Trains between Be’er Sheva, Tel Aviv, Haifa and Acre are efficient. For most other routes, opt for the bus. You can get discount round-trip fares on inter-city routes, and unlimited 90-minute travel on intra-city buses and trams, but you must first have a Rav Kav pass; buy from the driver for only 5 shekels. Israelis drive on the right side of the road, and nearly all road signs are in English.
What’s the weather like? It’s hot most of the year – particularly from May to November. It’s pleasant in March and April and cool from December through February. At the peak of the summer, Tel Aviv can be almost unbearably humid, while Jerusalem is generally breezier. In winter it rains infrequently, but as the saying goes, “when it rains it pours.” Jerusalem even gets snow. Haven’t yet booked a ticket? Consult our tip for when to visit.
English is widely spoken. Being polite and politically correct is not an Israeli trait, and yes, Israelis can be a bit direct and gruff. But they’re a warm bunch; ask for directions and you could even make a new friend.

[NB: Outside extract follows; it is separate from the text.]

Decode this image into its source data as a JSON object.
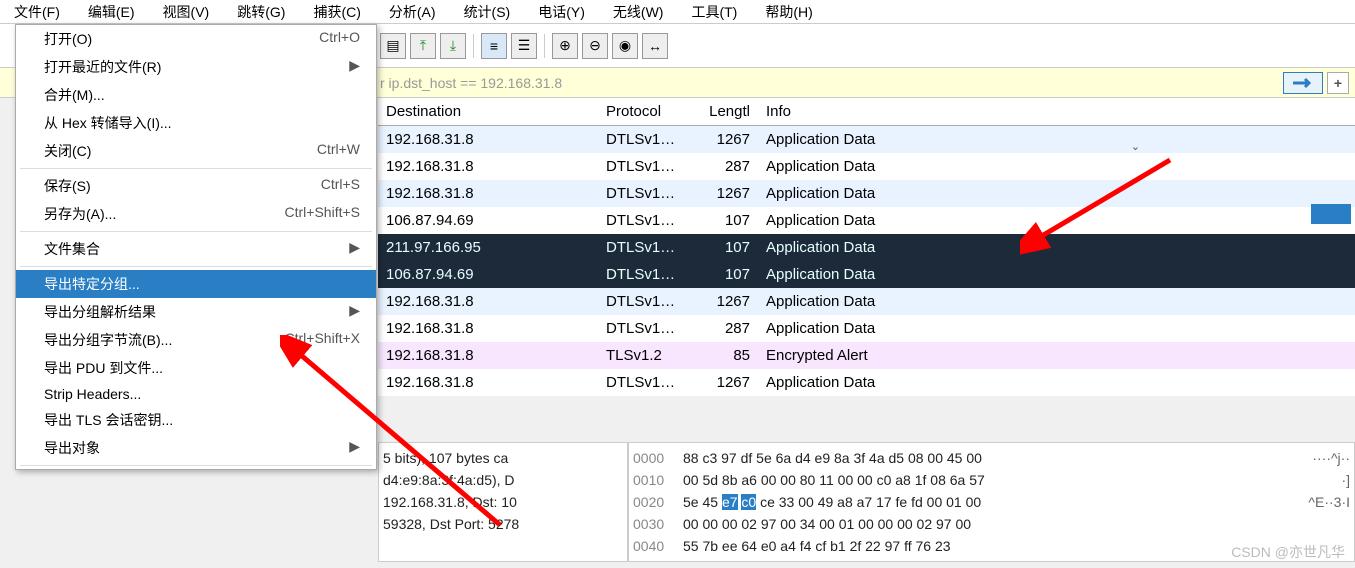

Beware of pickpockets in crowded markets. Leave your passport at the hotel; a photocopy of the front page is usually sufficient. Valuables should be hidden from view in your hotel room or rented car; even chambermaids and pedestrians are human.
Tipping in cafes and restaurants is de rigueur (12-15%), but not in taxis. Voltage is 220; if your prong doesn’t fit into the socket, borrow an adapter at the hotel’s front desk.
Marty Friedlander is a licensed Israeli tour guide who loves his “work” and has the best “job” in the world.
Aimee Amiga contributed to this guide.